Q-Rings

What do you think of the Q-Ring? (don't worry answers are private, haha)

  • Where do I pay?

    Votes: 3 75.0%
  • Donuts are round and so are my rings (re: you're crazy)

    Votes: 1 25.0%

  • Total voters
    4

Lawrence

Speeding Up
Jul 23, 2011
124
2
36
Chiba City
#1
What do you think of these?
Saw them at Cycle Mode today.
They are made in Spain and a few pro riders/teams use 'em.

Japanese:
http://diatechproducts.com/rotor/q-rings-for_road.html
Spanish, English, Dutch and German:
http://www.rotorbike.com/

The way I understood it was that Q-Rings are different than (Shimano) Biopace in that Biopace gave more torque in the 'power zone' and less in the 'dead zone' while Q-Rings try to give you less torque in the 'power zone' and more in the dead zone.

Talked to the guy for a little while and they seem interesting.
I was thinkin of gettin 'em.

Watched the rear derailer when someone rode and it doesn't have to move much (cause the ring ain't round).

I couldn't get on a bike cause of my hernia so didn't get to see how it felt myself.

They said the Q-Ring help the bike match you where on a bike w/round rings you have to conform to your bike.
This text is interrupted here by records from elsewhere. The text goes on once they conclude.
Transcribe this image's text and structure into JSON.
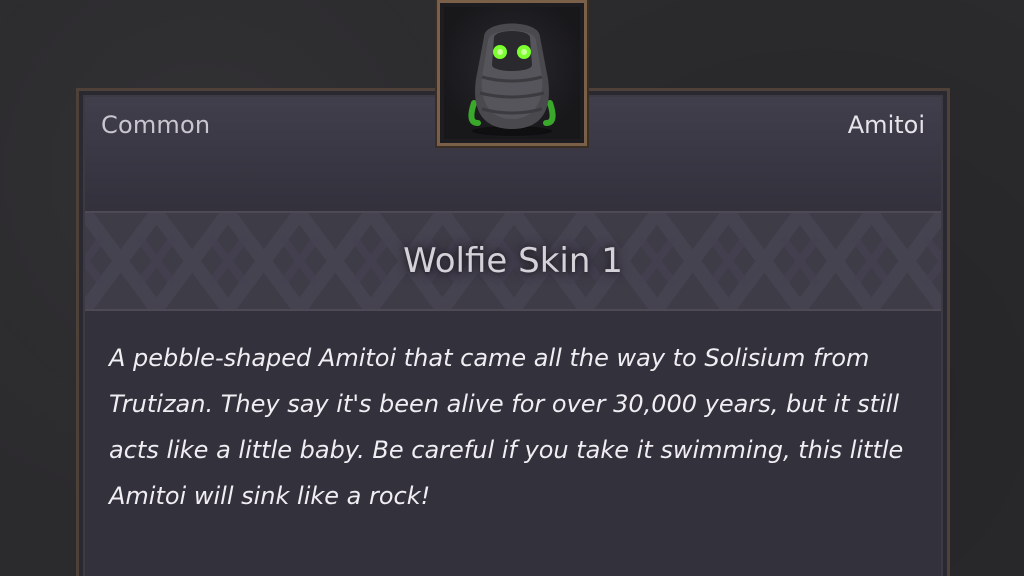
{
  "item": {
    "rarity": "Common",
    "category": "Amitoi",
    "name": "Wolfie Skin 1",
    "description": "A pebble-shaped Amitoi that came all the way to Solisium from Trutizan. They say it's been alive for over 30,000 years, but it still acts like a little baby. Be careful if you take it swimming, this little Amitoi will sink like a rock!",
    "portrait_icon": "amitoi-stone-creature"
  },
  "colors": {
    "background": "#2b2a2d",
    "card": "#33313c",
    "frame": "#7a5f49",
    "eyes": "#7cff2e"
  }
}
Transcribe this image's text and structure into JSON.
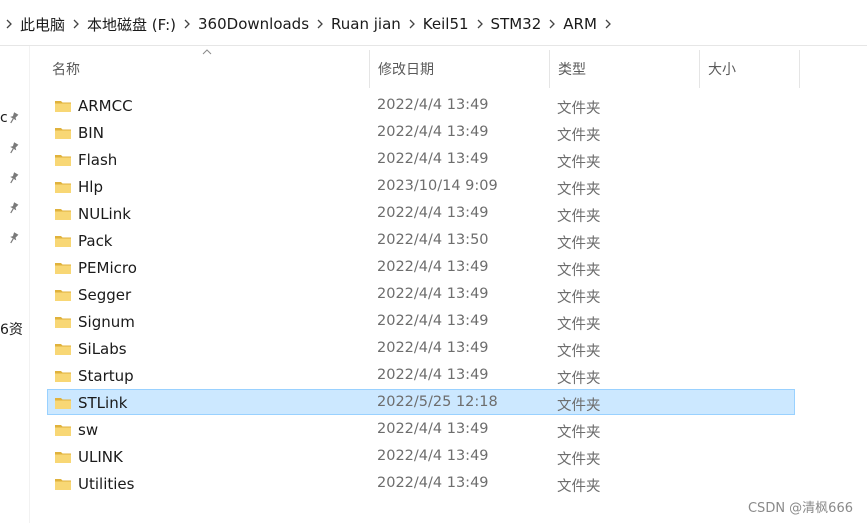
{
  "breadcrumb": {
    "items": [
      "此电脑",
      "本地磁盘 (F:)",
      "360Downloads",
      "Ruan jian",
      "Keil51",
      "STM32",
      "ARM"
    ]
  },
  "nav": {
    "truncated_top": "c",
    "truncated_bottom": "6资"
  },
  "columns": {
    "name": "名称",
    "modified": "修改日期",
    "type": "类型",
    "size": "大小",
    "sorted_by": "name"
  },
  "rows": [
    {
      "name": "ARMCC",
      "modified": "2022/4/4 13:49",
      "type": "文件夹",
      "selected": false
    },
    {
      "name": "BIN",
      "modified": "2022/4/4 13:49",
      "type": "文件夹",
      "selected": false
    },
    {
      "name": "Flash",
      "modified": "2022/4/4 13:49",
      "type": "文件夹",
      "selected": false
    },
    {
      "name": "Hlp",
      "modified": "2023/10/14 9:09",
      "type": "文件夹",
      "selected": false
    },
    {
      "name": "NULink",
      "modified": "2022/4/4 13:49",
      "type": "文件夹",
      "selected": false
    },
    {
      "name": "Pack",
      "modified": "2022/4/4 13:50",
      "type": "文件夹",
      "selected": false
    },
    {
      "name": "PEMicro",
      "modified": "2022/4/4 13:49",
      "type": "文件夹",
      "selected": false
    },
    {
      "name": "Segger",
      "modified": "2022/4/4 13:49",
      "type": "文件夹",
      "selected": false
    },
    {
      "name": "Signum",
      "modified": "2022/4/4 13:49",
      "type": "文件夹",
      "selected": false
    },
    {
      "name": "SiLabs",
      "modified": "2022/4/4 13:49",
      "type": "文件夹",
      "selected": false
    },
    {
      "name": "Startup",
      "modified": "2022/4/4 13:49",
      "type": "文件夹",
      "selected": false
    },
    {
      "name": "STLink",
      "modified": "2022/5/25 12:18",
      "type": "文件夹",
      "selected": true
    },
    {
      "name": "sw",
      "modified": "2022/4/4 13:49",
      "type": "文件夹",
      "selected": false
    },
    {
      "name": "ULINK",
      "modified": "2022/4/4 13:49",
      "type": "文件夹",
      "selected": false
    },
    {
      "name": "Utilities",
      "modified": "2022/4/4 13:49",
      "type": "文件夹",
      "selected": false
    }
  ],
  "watermark": "CSDN @清枫666",
  "colors": {
    "selection_bg": "#cce8ff",
    "selection_border": "#99d1ff",
    "folder_yellow": "#f8d775",
    "folder_dark": "#e0b23c",
    "secondary_text": "#6d6d6d"
  },
  "icons": {
    "folder": "folder-icon",
    "pin": "pin-icon",
    "breadcrumb_separator": "chevron-right-icon",
    "sort": "sort-ascending-icon"
  }
}
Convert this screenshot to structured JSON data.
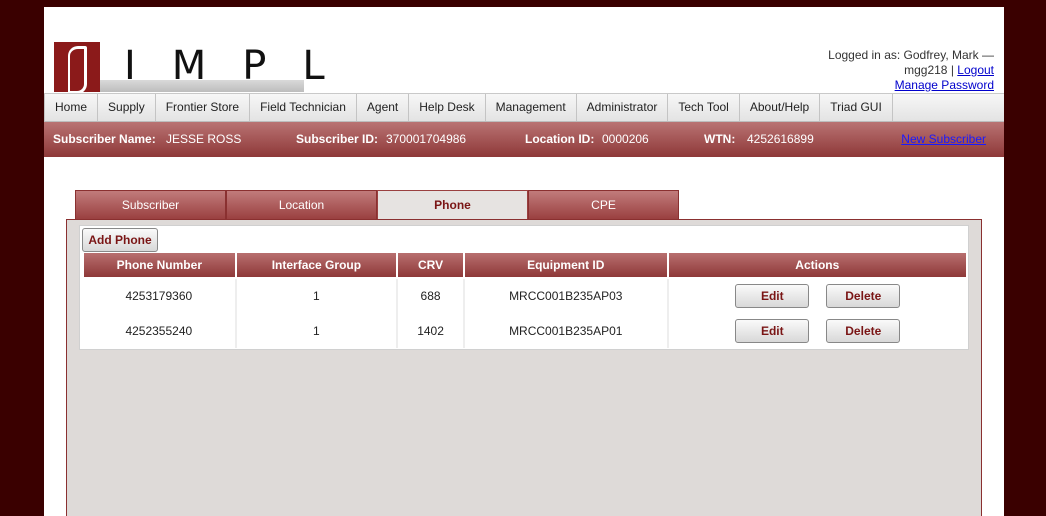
{
  "app": {
    "logo_letters": "IMPL",
    "logo_text": "SIMPL"
  },
  "user": {
    "logged_in_text": "Logged in as: Godfrey, Mark —",
    "username": "mgg218",
    "separator": "|",
    "logout": "Logout",
    "manage_password": "Manage Password"
  },
  "nav": {
    "items": [
      "Home",
      "Supply",
      "Frontier Store",
      "Field Technician",
      "Agent",
      "Help Desk",
      "Management",
      "Administrator",
      "Tech Tool",
      "About/Help",
      "Triad GUI"
    ]
  },
  "subscriber": {
    "name_label": "Subscriber Name:",
    "name_value": "JESSE ROSS",
    "id_label": "Subscriber ID:",
    "id_value": "370001704986",
    "location_label": "Location ID:",
    "location_value": "0000206",
    "wtn_label": "WTN:",
    "wtn_value": "4252616899",
    "new_link": "New Subscriber"
  },
  "tabs": [
    {
      "label": "Subscriber",
      "active": false
    },
    {
      "label": "Location",
      "active": false
    },
    {
      "label": "Phone",
      "active": true
    },
    {
      "label": "CPE",
      "active": false
    }
  ],
  "phone": {
    "add_button": "Add Phone",
    "columns": [
      "Phone Number",
      "Interface Group",
      "CRV",
      "Equipment ID",
      "Actions"
    ],
    "edit_label": "Edit",
    "delete_label": "Delete",
    "rows": [
      {
        "phone": "4253179360",
        "group": "1",
        "crv": "688",
        "equipment": "MRCC001B235AP03"
      },
      {
        "phone": "4252355240",
        "group": "1",
        "crv": "1402",
        "equipment": "MRCC001B235AP01"
      }
    ]
  },
  "colors": {
    "background": "#3a0000",
    "accent": "#8e3838",
    "link": "#0000cc"
  }
}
Biopace (for those too young to remember):
http://en.wikipedia.org/wiki/Biopace
 

FarEast

Maximum Pace
May 25, 2009
5,528
538
193
Yokohama
#2
It's old technology and dropped by Shimano and another company for one BIG reason.... they screw your knees up. They also play havoc with your pedaling technique.
 

Lawrence

Speeding Up
Jul 23, 2011
124
2
36
Chiba City
#3
They said they are different than Biopace (of course) and that once you get adjusted you are OK.

Juan Jose Cobo won the 2011 Vuelta on 'em and Carlos Sastre won the 2008 TDF.
Quite a big list of road and MTB wins:
http://www.rotorbike.com/palmares/palmares_rotor_eng.pdf

The guy said some pros don't change cause there is an adjustment period and their stats may get worse until they are fully adjusted (re: their stats are their livelihood).

I think they have an uphill battle (esp as they go against what has been the norm for a long time).
 

kiwisimon

Maximum Pace
Dec 14, 2006
2,681
494
103
Japan
#4
I think they have an uphill battle (esp as they go against what has been the norm for a long time).
I know some SS MTBers swear by them. As the results accumulate I think you'll see more individuals(privateers) using them. Teams sponsored by S and S won't be using them, that's what sponsorship is for I guess. I looked at them but they are certainly not cheap. Nice to know they have a distributorship in Japan. I have seen them on Yahoo auctions and thought they were being imported by another party.
 

Lawrence

Speeding Up
Jul 23, 2011
124
2
36
Chiba City
#5
The guy told me that most bike shops can order them for you.

I thought the price was for a set, ya, kinda expensive for 'just' one ring.
 

Gunjira

Maximum Pace
Oct 2, 2009
1,003
176
83
Tokyo
#7
You can sometimes snag these cheap on eBay. Mostly sold by thriathletes who were looking for a secret performance tool and didn't get used to them (because they don't ride enough?)

That's how I got one, still waiting to be mounted to a time-trial specific setup. I've met a bunch of Japanese riders with them, most of them with expensive gear/bike. Most said, there was some improvement, but none were enthusiastic about it.

I think there's some credibility to the system, which other than biopace allows you to dial in the effect matching your pedaling. But the only way to if they work for you is to try them.

One thing, that's clear, is that they will never shift great, even under the best condition. Q-rings are notorious for throwing the chain outside the large chainring. If you're doing lots of shifting in the front, eg climbing, maybe better save the money and try to perfect your pedaling style.
 
Sep 2, 2009
5
0
0
#9
My normal Dura Ace chainset started looking like that when that weird gel Tim gave me kicked in.